Christians also believe that Jesus will one day return to the earth to complete the task of creating a world where justice, peace and love rule and evil is no more. To those who believe in Christ, such an event is seen not with fear but with joyful anticipation. Because Jesus showed that not even death can stop God’s purpose and God’s activity, we know that we have life and hope forever.

Holy Spirit

This triune God is the creator of the universe the savior of the world who has been revealed as the perfect model of humanity in Jesus Christ and is the ongoing presence and power of God in the world.

On Pentecost, the seventh Sunday after Easter, Christians commemorate the coming of the Holy Spirit to Jesus’ early followers. But the Bible contains several earlier references to the Spirit as well — for example, in the accounts of Mary’s conception: “… she was found to be with child from the Holy Spirit” (Matthew 1:18) and “The Holy Spirit will come upon you …” (Luke 1:35); the accounts of Jesus’ baptism: “… he saw the Spirit of God descending like a dove and alighting on him” (Matthew 3:16) and of Jesus sending his disciples out for the first time: “… do not worry about how you are to speak or what you are to say … for it is not you who speak, but the Spirit of your Father speaking through you” (Matthew 10:19-20).

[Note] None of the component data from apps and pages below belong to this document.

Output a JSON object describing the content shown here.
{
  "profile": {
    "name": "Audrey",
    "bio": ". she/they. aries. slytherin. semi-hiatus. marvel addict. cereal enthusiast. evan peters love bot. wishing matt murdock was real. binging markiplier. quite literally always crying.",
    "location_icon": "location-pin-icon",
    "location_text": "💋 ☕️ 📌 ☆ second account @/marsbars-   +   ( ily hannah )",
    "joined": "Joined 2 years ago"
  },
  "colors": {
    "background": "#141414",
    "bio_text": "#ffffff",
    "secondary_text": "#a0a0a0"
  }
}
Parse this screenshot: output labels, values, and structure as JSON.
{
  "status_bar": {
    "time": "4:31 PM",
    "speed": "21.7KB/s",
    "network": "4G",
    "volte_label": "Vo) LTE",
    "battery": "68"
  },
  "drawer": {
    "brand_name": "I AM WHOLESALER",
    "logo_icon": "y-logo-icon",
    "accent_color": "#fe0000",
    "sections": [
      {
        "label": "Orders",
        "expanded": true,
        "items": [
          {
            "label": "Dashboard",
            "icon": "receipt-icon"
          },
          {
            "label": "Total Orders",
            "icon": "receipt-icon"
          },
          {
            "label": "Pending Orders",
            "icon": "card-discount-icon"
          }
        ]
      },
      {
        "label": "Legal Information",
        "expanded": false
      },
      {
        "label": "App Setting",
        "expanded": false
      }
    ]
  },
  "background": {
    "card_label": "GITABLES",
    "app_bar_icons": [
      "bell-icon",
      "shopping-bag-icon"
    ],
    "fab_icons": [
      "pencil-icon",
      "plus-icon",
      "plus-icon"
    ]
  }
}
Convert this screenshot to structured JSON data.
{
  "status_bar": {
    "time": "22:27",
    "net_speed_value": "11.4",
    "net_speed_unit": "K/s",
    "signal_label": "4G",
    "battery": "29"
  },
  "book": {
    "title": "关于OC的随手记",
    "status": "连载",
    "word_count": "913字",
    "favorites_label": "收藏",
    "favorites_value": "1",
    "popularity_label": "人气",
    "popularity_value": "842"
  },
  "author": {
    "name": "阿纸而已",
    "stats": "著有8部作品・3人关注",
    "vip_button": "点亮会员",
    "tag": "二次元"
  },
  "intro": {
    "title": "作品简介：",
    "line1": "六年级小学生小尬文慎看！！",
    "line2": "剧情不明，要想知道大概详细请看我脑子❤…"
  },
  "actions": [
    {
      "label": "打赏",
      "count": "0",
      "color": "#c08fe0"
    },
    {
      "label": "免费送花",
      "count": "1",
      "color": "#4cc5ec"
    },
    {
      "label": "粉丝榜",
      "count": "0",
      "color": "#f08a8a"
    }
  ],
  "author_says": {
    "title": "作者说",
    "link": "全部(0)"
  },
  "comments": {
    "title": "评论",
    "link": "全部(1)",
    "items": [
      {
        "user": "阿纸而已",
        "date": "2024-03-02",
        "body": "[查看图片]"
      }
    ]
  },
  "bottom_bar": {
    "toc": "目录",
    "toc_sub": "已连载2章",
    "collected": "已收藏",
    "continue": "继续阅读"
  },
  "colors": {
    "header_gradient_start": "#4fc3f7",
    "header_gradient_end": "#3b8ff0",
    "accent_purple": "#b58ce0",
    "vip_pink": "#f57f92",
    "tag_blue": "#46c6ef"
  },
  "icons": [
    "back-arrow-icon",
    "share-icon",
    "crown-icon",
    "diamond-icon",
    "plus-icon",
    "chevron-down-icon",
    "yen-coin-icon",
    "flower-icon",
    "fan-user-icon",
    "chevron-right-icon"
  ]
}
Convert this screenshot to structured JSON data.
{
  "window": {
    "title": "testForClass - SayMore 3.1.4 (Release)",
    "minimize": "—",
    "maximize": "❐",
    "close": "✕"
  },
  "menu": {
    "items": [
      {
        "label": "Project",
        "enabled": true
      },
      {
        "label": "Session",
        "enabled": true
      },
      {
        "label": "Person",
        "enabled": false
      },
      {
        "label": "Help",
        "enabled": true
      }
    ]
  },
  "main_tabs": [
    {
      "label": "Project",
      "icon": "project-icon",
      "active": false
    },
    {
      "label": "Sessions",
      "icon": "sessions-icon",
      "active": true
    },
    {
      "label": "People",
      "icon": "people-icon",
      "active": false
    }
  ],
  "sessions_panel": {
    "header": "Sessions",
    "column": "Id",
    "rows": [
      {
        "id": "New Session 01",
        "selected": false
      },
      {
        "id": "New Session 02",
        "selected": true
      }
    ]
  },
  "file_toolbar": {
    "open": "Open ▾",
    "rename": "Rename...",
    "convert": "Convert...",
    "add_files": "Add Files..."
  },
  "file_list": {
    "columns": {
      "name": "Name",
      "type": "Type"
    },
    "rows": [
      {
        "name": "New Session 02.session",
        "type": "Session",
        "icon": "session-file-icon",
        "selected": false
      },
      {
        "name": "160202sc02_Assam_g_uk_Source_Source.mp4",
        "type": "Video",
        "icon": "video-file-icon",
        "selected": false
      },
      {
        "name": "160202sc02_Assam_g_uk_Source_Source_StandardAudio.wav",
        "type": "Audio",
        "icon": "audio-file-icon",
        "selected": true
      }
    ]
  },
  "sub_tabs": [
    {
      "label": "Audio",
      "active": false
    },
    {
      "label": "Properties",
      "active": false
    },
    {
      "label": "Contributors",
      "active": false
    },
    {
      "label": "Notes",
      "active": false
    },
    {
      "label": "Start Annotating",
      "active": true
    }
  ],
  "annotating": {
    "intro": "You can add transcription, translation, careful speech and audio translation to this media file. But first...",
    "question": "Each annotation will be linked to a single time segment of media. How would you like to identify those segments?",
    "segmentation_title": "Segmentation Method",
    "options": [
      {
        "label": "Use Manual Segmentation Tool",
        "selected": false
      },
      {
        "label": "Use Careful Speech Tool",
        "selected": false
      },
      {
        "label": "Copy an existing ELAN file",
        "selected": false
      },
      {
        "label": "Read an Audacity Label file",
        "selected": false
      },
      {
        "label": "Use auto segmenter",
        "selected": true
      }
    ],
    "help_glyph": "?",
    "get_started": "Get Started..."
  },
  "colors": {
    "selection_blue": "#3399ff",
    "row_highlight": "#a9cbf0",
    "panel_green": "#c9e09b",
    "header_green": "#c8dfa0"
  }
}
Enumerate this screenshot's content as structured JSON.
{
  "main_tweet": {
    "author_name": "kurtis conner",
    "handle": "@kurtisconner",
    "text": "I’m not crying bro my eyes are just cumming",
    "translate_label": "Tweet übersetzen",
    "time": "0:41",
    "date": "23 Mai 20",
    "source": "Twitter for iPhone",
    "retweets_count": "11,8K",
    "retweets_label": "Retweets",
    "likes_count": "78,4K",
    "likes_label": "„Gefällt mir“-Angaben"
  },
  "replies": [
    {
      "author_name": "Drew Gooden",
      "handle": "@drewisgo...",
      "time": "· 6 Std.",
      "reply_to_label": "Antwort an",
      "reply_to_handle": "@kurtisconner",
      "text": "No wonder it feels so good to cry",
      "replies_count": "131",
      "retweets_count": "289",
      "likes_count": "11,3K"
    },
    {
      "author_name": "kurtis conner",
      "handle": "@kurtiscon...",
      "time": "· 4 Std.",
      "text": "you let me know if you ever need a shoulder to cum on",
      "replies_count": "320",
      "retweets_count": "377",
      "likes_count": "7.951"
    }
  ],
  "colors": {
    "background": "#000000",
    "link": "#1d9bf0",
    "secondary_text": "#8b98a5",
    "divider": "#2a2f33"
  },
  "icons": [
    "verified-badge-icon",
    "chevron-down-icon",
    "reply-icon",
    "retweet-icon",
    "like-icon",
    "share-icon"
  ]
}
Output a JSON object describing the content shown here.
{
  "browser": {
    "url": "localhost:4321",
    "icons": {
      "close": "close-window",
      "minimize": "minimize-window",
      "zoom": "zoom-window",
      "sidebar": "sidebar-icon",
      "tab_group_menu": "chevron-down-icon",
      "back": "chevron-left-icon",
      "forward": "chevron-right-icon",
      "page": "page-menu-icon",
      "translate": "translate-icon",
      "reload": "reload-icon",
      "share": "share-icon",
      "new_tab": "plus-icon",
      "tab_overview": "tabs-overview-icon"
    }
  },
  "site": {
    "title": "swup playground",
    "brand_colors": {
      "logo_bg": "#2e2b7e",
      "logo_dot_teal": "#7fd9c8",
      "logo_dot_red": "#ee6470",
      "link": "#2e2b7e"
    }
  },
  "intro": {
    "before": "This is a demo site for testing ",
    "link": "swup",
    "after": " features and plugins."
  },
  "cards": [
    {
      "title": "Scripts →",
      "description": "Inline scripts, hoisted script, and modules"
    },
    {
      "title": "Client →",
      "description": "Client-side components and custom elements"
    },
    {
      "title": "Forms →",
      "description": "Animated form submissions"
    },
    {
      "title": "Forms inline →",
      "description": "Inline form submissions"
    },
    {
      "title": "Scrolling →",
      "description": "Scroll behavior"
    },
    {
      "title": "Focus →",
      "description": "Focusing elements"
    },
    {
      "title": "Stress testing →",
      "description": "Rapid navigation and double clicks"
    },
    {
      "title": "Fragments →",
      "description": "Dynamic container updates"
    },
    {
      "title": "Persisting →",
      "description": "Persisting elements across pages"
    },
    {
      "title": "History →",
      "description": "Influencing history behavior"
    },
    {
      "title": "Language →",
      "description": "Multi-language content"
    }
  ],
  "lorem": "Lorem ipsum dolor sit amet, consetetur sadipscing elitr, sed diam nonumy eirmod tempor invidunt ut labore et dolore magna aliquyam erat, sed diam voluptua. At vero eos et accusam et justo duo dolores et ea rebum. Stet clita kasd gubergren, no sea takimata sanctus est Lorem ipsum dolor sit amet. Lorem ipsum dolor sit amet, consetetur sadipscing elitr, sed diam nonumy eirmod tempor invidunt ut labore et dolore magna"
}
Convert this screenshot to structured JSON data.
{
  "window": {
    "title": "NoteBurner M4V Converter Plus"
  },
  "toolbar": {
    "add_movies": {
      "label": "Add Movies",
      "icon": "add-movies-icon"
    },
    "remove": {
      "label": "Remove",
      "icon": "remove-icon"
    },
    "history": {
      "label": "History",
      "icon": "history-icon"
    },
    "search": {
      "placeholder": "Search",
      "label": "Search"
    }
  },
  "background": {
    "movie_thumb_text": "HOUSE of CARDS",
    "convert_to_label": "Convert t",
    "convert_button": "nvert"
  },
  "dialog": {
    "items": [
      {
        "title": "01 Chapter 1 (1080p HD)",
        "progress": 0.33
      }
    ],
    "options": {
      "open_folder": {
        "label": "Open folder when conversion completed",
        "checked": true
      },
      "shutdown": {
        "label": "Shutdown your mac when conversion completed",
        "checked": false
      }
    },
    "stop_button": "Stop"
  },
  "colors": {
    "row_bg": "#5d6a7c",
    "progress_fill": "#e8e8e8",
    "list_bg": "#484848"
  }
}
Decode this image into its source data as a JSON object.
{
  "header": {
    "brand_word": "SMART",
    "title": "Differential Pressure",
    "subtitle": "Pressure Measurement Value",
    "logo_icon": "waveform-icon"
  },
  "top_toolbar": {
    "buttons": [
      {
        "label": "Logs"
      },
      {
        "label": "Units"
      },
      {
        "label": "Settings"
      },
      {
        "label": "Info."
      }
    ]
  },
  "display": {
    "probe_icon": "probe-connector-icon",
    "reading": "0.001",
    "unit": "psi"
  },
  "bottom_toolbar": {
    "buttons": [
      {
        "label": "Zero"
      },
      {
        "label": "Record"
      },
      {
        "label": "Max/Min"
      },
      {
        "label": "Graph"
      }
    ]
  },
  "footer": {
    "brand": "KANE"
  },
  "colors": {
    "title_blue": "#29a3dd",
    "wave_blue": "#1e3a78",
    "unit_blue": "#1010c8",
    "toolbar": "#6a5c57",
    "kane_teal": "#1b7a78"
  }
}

Through the Holy Spirit, God empowers us to grow in faith, make more mature decisions and live more faithful lives. The Spirit gives us the will, as Jesus said, to “be perfect, therefore, as your heavenly Father is perfect” (Matthew 5:48). The Holy Spirit gives believers the authority to accurately interpret the Bible, just as the Spirit enabled the original writers of Scripture to tell truthfully about God, Jesus and everything else we need to know. The Spirit also gives authority to the church to act in God’s name for the good of humanity. The Spirit gives every person a sense of “calling” to a special function in the world, in keeping with God’s providence and Jesus’ summons to “follow him.” Among the “fruits of the spirit” identified by the apostle Paul are love, joy, peace, patience, kindness, goodness, faithfulness, gentleness and self-control (Galatians 5:22).

The “Westminster Confession of Faith,” a historic Presbyterian document, refers to the Holy Spirit as a source of God’s grace and “the only efficient agent in the application of redemption.” For all humans, the confession says, the Spirit “convicts them of sin, moves them to repentance and persuades and enables them to embrace Jesus Christ by faith.” It further states that God is willing to give the Spirit to all who ask.

Sin and Salvation

Presbyterians believe the Bible when it says that “all have sinned and fallen short of the glory of God” (Romans 3:23). Unlike crime, which involves the breaking of human law, sin is a condition of the heart or an expression of that condition where we are estranged from God and fail to trust in God. Sin expresses itself in particular acts.

God has always been faithful to the people of Israel and to the church. Presbyterians believe God has offered us salvation because of God’s loving nature. It is not a right or a privilege to be earned by being “good enough.” No one of us is good enough on our own — we are all dependent upon God’s goodness and mercy. From the kindest, most devoted churchgoer to the most blatant sinner, we are all saved solely by the grace of God.

Out of the greatest possible love and compassion God reached out to us and redeemed us through Jesus Christ, the only one who was ever without sin. Through Jesus’ death and resurrection God triumphed over sin.

Presbyterians believe it is through the action of God working in us that we become aware of our sinfulness and our need for God’s mercy and forgiveness. Just as a parent is quick to welcome a wayward child who has repented of rebellion, God is willing to forgive our sins if we but confess them and ask for forgiveness in the name of Christ.